**Task item:** Repeat every line of the data exactly; the pictures stay out.

**Records for this task:**
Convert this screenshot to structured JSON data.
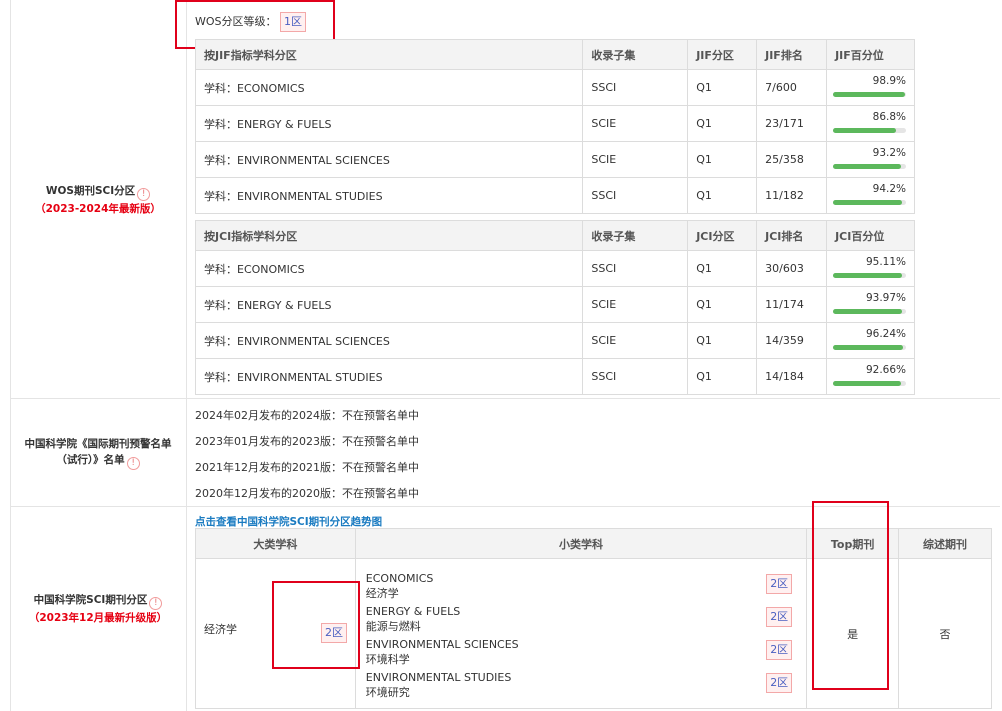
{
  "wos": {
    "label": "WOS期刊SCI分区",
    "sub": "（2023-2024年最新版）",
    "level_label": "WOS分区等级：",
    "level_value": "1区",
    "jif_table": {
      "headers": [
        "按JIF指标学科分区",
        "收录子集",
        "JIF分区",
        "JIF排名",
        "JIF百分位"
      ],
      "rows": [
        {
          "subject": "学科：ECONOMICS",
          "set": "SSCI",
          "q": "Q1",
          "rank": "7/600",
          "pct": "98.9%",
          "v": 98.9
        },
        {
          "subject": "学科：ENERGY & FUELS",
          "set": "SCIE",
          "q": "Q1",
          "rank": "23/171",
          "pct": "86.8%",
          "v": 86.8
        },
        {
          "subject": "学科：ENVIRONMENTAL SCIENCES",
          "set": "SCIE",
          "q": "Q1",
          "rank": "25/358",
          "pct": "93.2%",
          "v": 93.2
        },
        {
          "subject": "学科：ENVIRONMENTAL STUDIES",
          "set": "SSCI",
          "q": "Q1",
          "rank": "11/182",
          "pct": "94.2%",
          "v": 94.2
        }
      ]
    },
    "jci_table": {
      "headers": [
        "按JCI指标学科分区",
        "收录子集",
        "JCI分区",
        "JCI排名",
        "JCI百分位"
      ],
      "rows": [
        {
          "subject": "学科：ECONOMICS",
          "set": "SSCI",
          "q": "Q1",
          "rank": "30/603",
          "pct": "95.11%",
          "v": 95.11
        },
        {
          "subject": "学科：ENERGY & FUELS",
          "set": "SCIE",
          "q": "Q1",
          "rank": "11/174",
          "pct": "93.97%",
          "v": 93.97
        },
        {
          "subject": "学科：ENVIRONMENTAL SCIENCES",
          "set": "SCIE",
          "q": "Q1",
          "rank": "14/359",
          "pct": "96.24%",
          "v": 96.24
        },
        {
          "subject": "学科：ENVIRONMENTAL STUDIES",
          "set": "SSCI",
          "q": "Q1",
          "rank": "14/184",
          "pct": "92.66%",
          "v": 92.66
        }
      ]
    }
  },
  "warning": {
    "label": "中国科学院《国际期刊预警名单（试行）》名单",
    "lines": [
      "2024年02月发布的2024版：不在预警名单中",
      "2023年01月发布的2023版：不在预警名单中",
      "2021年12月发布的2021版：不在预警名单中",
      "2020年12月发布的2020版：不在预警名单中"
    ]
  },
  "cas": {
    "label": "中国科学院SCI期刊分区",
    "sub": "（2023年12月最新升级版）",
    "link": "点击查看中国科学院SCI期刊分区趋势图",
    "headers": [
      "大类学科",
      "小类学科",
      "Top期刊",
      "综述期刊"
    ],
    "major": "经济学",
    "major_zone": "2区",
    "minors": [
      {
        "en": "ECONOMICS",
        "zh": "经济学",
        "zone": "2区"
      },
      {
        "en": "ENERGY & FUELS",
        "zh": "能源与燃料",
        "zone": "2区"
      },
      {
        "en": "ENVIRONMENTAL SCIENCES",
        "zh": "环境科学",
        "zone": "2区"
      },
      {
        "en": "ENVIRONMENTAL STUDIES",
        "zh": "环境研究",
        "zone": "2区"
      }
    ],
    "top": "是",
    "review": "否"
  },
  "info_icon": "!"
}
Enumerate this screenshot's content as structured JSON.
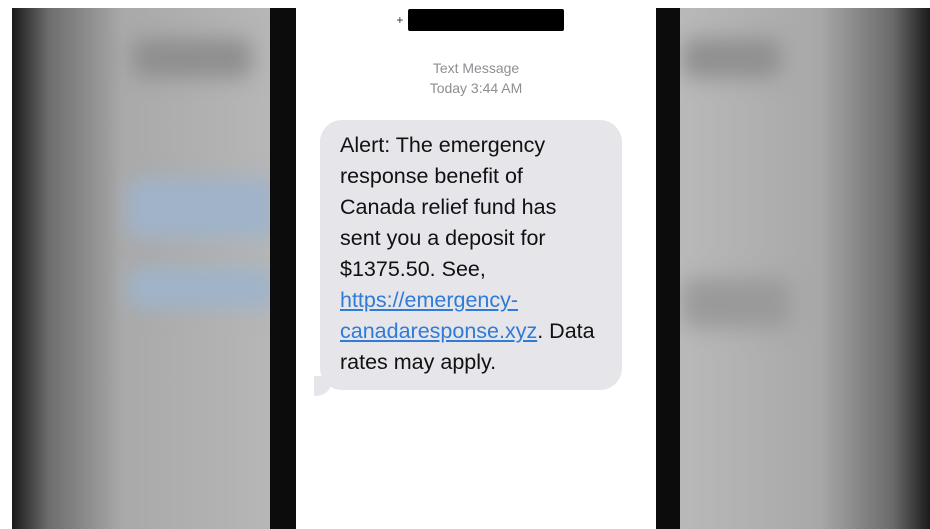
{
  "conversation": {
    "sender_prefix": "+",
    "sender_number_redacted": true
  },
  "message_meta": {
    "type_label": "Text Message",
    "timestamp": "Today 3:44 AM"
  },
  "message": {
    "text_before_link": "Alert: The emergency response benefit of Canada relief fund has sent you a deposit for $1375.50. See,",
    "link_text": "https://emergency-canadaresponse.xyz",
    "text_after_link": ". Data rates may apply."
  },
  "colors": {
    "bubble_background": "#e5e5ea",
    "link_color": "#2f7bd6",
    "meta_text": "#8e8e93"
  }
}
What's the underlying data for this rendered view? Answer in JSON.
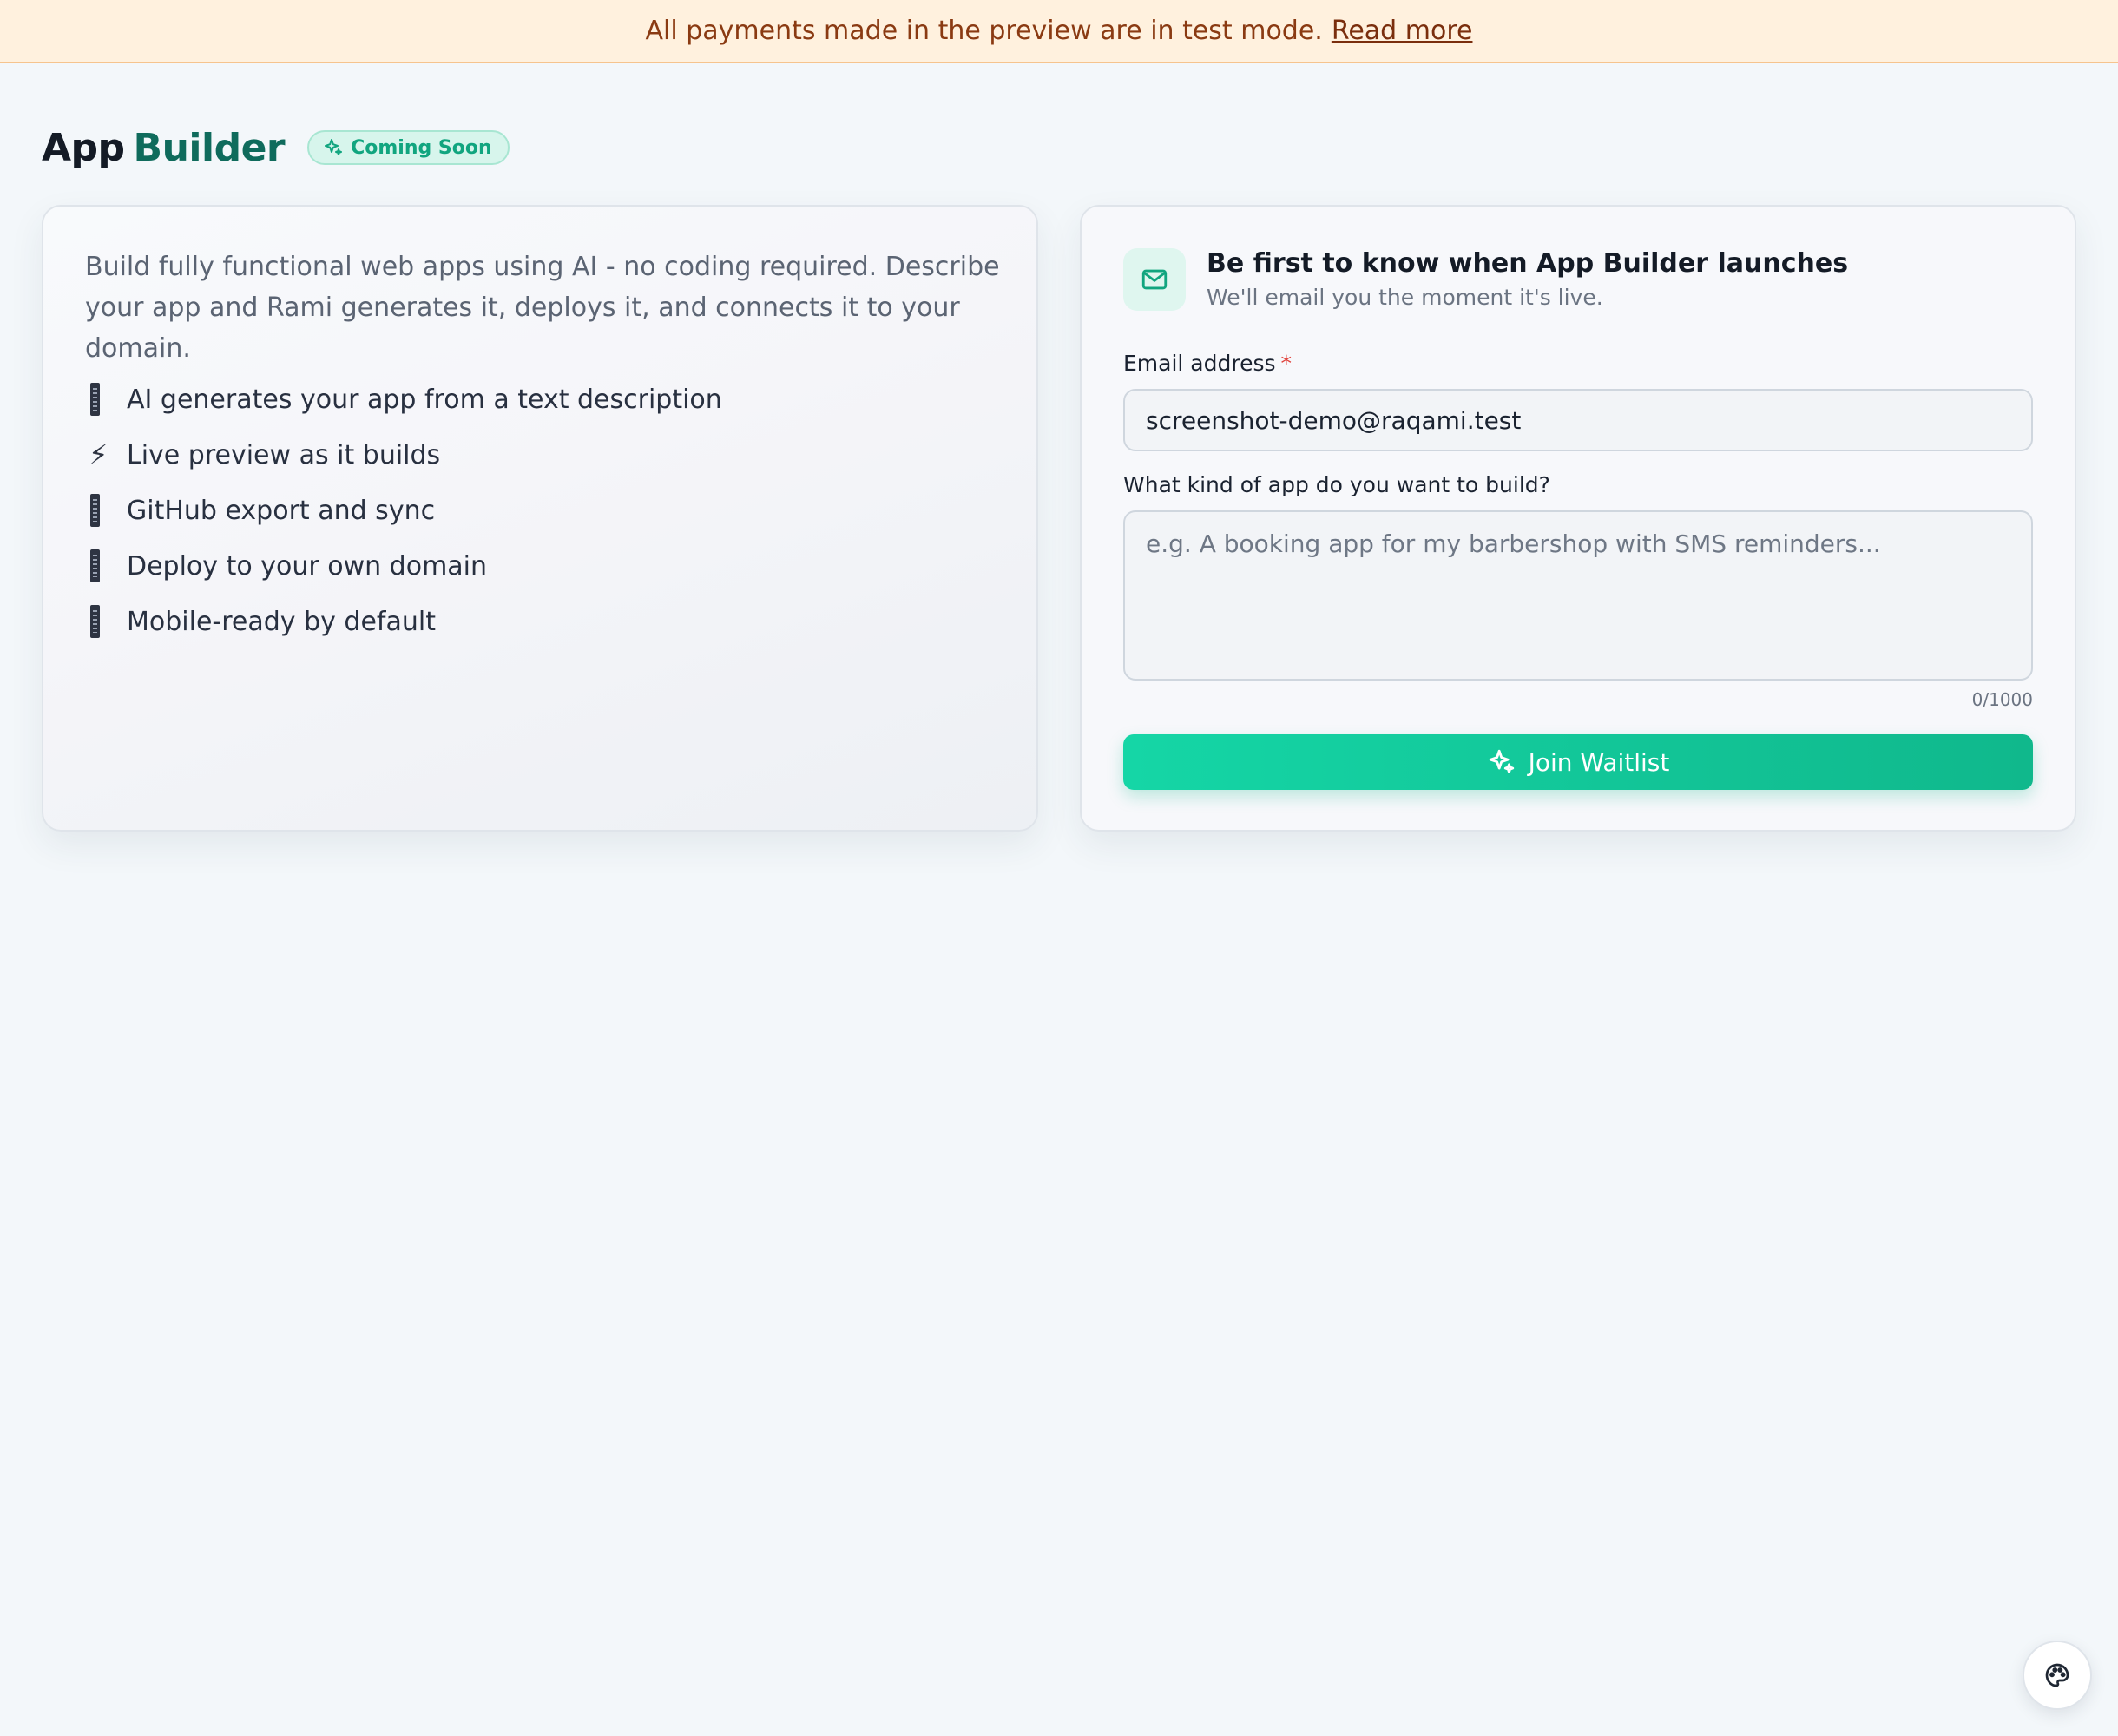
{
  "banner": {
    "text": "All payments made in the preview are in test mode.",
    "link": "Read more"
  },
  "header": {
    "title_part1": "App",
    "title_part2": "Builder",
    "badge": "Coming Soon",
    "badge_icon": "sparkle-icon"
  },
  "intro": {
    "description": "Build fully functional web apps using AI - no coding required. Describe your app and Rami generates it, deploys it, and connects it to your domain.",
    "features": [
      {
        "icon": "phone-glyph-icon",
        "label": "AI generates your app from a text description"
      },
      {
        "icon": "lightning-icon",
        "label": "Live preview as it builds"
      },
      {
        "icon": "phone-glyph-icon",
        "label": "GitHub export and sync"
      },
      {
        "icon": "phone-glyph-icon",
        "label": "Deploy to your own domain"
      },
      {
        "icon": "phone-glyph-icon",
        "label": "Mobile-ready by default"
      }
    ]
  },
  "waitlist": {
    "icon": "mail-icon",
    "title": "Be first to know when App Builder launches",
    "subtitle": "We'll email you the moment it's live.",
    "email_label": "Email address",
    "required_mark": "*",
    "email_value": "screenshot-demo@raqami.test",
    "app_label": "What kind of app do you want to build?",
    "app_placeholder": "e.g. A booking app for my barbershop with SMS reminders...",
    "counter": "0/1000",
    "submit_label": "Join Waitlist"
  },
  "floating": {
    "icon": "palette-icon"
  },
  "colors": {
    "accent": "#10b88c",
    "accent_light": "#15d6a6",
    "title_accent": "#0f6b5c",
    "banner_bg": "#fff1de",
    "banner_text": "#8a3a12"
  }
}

**Result for this task:**
Convert this screenshot to structured JSON data.
{
  "wos": {
    "label": "WOS期刊SCI分区",
    "sub": "（2023-2024年最新版）",
    "level_label": "WOS分区等级：",
    "level_value": "1区",
    "jif_table": {
      "headers": [
        "按JIF指标学科分区",
        "收录子集",
        "JIF分区",
        "JIF排名",
        "JIF百分位"
      ],
      "rows": [
        {
          "subject": "学科：ECONOMICS",
          "set": "SSCI",
          "q": "Q1",
          "rank": "7/600",
          "pct": "98.9%",
          "v": 98.9
        },
        {
          "subject": "学科：ENERGY & FUELS",
          "set": "SCIE",
          "q": "Q1",
          "rank": "23/171",
          "pct": "86.8%",
          "v": 86.8
        },
        {
          "subject": "学科：ENVIRONMENTAL SCIENCES",
          "set": "SCIE",
          "q": "Q1",
          "rank": "25/358",
          "pct": "93.2%",
          "v": 93.2
        },
        {
          "subject": "学科：ENVIRONMENTAL STUDIES",
          "set": "SSCI",
          "q": "Q1",
          "rank": "11/182",
          "pct": "94.2%",
          "v": 94.2
        }
      ]
    },
    "jci_table": {
      "headers": [
        "按JCI指标学科分区",
        "收录子集",
        "JCI分区",
        "JCI排名",
        "JCI百分位"
      ],
      "rows": [
        {
          "subject": "学科：ECONOMICS",
          "set": "SSCI",
          "q": "Q1",
          "rank": "30/603",
          "pct": "95.11%",
          "v": 95.11
        },
        {
          "subject": "学科：ENERGY & FUELS",
          "set": "SCIE",
          "q": "Q1",
          "rank": "11/174",
          "pct": "93.97%",
          "v": 93.97
        },
        {
          "subject": "学科：ENVIRONMENTAL SCIENCES",
          "set": "SCIE",
          "q": "Q1",
          "rank": "14/359",
          "pct": "96.24%",
          "v": 96.24
        },
        {
          "subject": "学科：ENVIRONMENTAL STUDIES",
          "set": "SSCI",
          "q": "Q1",
          "rank": "14/184",
          "pct": "92.66%",
          "v": 92.66
        }
      ]
    }
  },
  "warning": {
    "label": "中国科学院《国际期刊预警名单（试行）》名单",
    "lines": [
      "2024年02月发布的2024版：不在预警名单中",
      "2023年01月发布的2023版：不在预警名单中",
      "2021年12月发布的2021版：不在预警名单中",
      "2020年12月发布的2020版：不在预警名单中"
    ]
  },
  "cas": {
    "label": "中国科学院SCI期刊分区",
    "sub": "（2023年12月最新升级版）",
    "link": "点击查看中国科学院SCI期刊分区趋势图",
    "headers": [
      "大类学科",
      "小类学科",
      "Top期刊",
      "综述期刊"
    ],
    "major": "经济学",
    "major_zone": "2区",
    "minors": [
      {
        "en": "ECONOMICS",
        "zh": "经济学",
        "zone": "2区"
      },
      {
        "en": "ENERGY & FUELS",
        "zh": "能源与燃料",
        "zone": "2区"
      },
      {
        "en": "ENVIRONMENTAL SCIENCES",
        "zh": "环境科学",
        "zone": "2区"
      },
      {
        "en": "ENVIRONMENTAL STUDIES",
        "zh": "环境研究",
        "zone": "2区"
      }
    ],
    "top": "是",
    "review": "否"
  },
  "info_icon": "!"
}
Enumerate this screenshot's content as structured JSON.
{
  "conversation": {
    "sender_prefix": "+",
    "sender_number_redacted": true
  },
  "message_meta": {
    "type_label": "Text Message",
    "timestamp": "Today 3:44 AM"
  },
  "message": {
    "text_before_link": "Alert: The emergency response benefit of Canada relief fund has sent you a deposit for $1375.50. See,",
    "link_text": "https://emergency-canadaresponse.xyz",
    "text_after_link": ". Data rates may apply."
  },
  "colors": {
    "bubble_background": "#e5e5ea",
    "link_color": "#2f7bd6",
    "meta_text": "#8e8e93"
  }
}
What's the underlying data for this rendered view? Answer in JSON.
{
  "banner": {
    "text": "All payments made in the preview are in test mode.",
    "link": "Read more"
  },
  "header": {
    "title_part1": "App",
    "title_part2": "Builder",
    "badge": "Coming Soon",
    "badge_icon": "sparkle-icon"
  },
  "intro": {
    "description": "Build fully functional web apps using AI - no coding required. Describe your app and Rami generates it, deploys it, and connects it to your domain.",
    "features": [
      {
        "icon": "phone-glyph-icon",
        "label": "AI generates your app from a text description"
      },
      {
        "icon": "lightning-icon",
        "label": "Live preview as it builds"
      },
      {
        "icon": "phone-glyph-icon",
        "label": "GitHub export and sync"
      },
      {
        "icon": "phone-glyph-icon",
        "label": "Deploy to your own domain"
      },
      {
        "icon": "phone-glyph-icon",
        "label": "Mobile-ready by default"
      }
    ]
  },
  "waitlist": {
    "icon": "mail-icon",
    "title": "Be first to know when App Builder launches",
    "subtitle": "We'll email you the moment it's live.",
    "email_label": "Email address",
    "required_mark": "*",
    "email_value": "screenshot-demo@raqami.test",
    "app_label": "What kind of app do you want to build?",
    "app_placeholder": "e.g. A booking app for my barbershop with SMS reminders...",
    "counter": "0/1000",
    "submit_label": "Join Waitlist"
  },
  "floating": {
    "icon": "palette-icon"
  },
  "colors": {
    "accent": "#10b88c",
    "accent_light": "#15d6a6",
    "title_accent": "#0f6b5c",
    "banner_bg": "#fff1de",
    "banner_text": "#8a3a12"
  }
}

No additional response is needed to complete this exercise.